__ACTIVITY__: Check each line below for the word "value", and copy those that have it.

--------------------

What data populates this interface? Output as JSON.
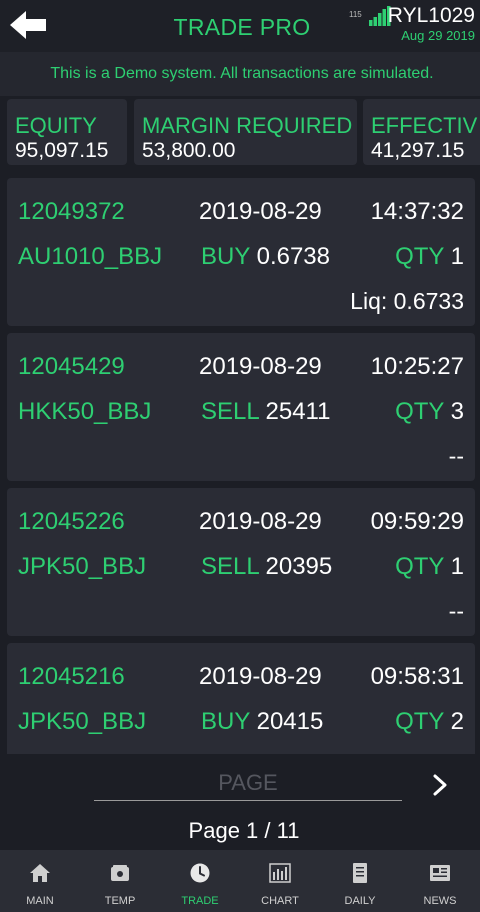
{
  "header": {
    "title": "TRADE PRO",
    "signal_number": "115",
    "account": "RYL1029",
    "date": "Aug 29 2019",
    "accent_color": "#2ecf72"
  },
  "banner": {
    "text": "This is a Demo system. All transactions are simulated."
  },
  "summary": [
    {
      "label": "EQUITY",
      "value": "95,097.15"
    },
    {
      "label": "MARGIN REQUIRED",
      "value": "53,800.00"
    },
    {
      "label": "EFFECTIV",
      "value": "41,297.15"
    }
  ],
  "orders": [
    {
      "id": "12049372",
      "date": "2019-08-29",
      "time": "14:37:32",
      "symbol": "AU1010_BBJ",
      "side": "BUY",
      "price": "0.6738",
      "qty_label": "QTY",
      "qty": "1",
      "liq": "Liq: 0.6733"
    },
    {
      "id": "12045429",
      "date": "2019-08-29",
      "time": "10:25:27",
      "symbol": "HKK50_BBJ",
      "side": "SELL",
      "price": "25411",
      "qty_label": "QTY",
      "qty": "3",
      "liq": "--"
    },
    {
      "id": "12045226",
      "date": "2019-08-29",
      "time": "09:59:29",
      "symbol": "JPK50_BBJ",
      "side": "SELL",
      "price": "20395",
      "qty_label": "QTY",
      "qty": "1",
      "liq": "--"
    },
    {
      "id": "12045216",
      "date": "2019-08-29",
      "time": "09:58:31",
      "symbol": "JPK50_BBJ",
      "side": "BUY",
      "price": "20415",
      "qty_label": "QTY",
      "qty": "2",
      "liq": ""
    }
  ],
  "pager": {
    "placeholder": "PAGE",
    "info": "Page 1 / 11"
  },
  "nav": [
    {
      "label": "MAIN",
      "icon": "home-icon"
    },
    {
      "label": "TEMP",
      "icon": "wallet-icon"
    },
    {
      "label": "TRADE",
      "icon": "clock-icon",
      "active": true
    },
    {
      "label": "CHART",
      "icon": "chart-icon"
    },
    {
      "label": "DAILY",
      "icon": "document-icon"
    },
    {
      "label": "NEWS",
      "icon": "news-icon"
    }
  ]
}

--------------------

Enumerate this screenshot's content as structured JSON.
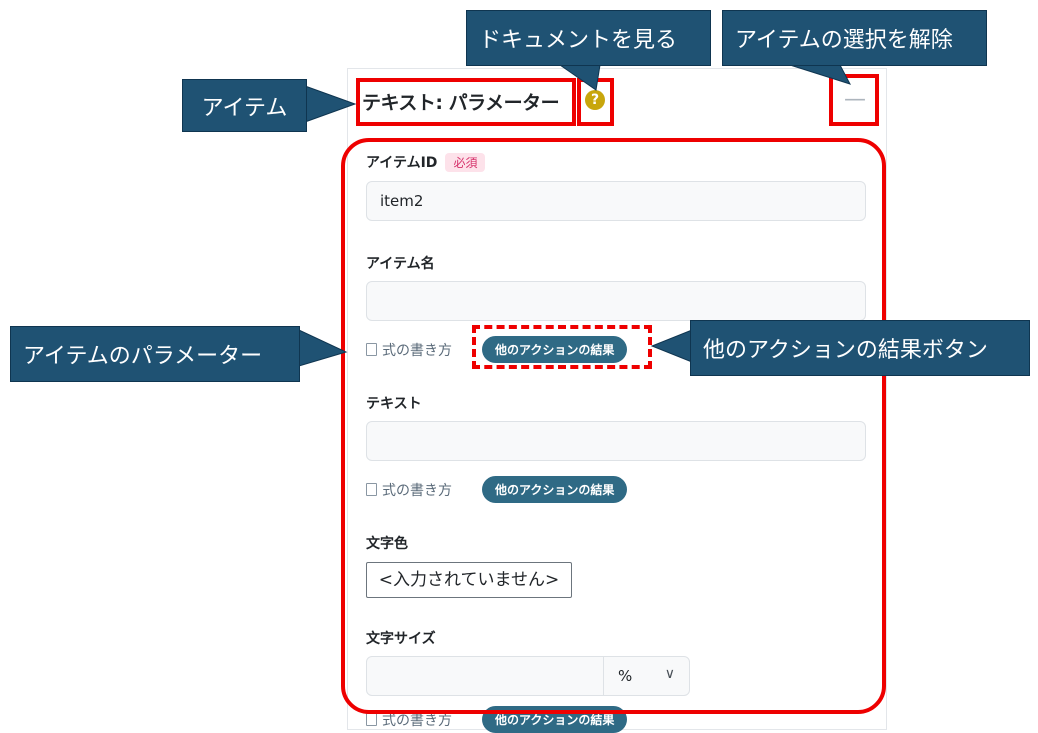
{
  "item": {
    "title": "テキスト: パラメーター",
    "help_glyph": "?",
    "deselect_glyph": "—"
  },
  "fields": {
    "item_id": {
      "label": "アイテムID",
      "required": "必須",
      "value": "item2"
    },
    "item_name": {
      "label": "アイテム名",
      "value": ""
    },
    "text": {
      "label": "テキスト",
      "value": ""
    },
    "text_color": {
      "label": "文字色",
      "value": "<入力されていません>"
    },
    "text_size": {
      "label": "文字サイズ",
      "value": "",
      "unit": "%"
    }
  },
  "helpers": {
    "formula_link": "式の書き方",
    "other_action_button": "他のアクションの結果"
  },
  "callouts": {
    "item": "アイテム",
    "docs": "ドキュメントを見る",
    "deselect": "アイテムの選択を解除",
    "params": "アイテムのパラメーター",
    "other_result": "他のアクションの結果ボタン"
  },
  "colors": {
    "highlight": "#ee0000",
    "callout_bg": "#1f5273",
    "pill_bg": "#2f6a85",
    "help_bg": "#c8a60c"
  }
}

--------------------

__PROBLEM SOLUTION__:
      "value": "95,097.15"
      "value": "53,800.00"
      "value": "41,297.15"
      "value": "item2"
      "value": ""
      "value": ""
      "value": "<入力されていません>"
      "value": "",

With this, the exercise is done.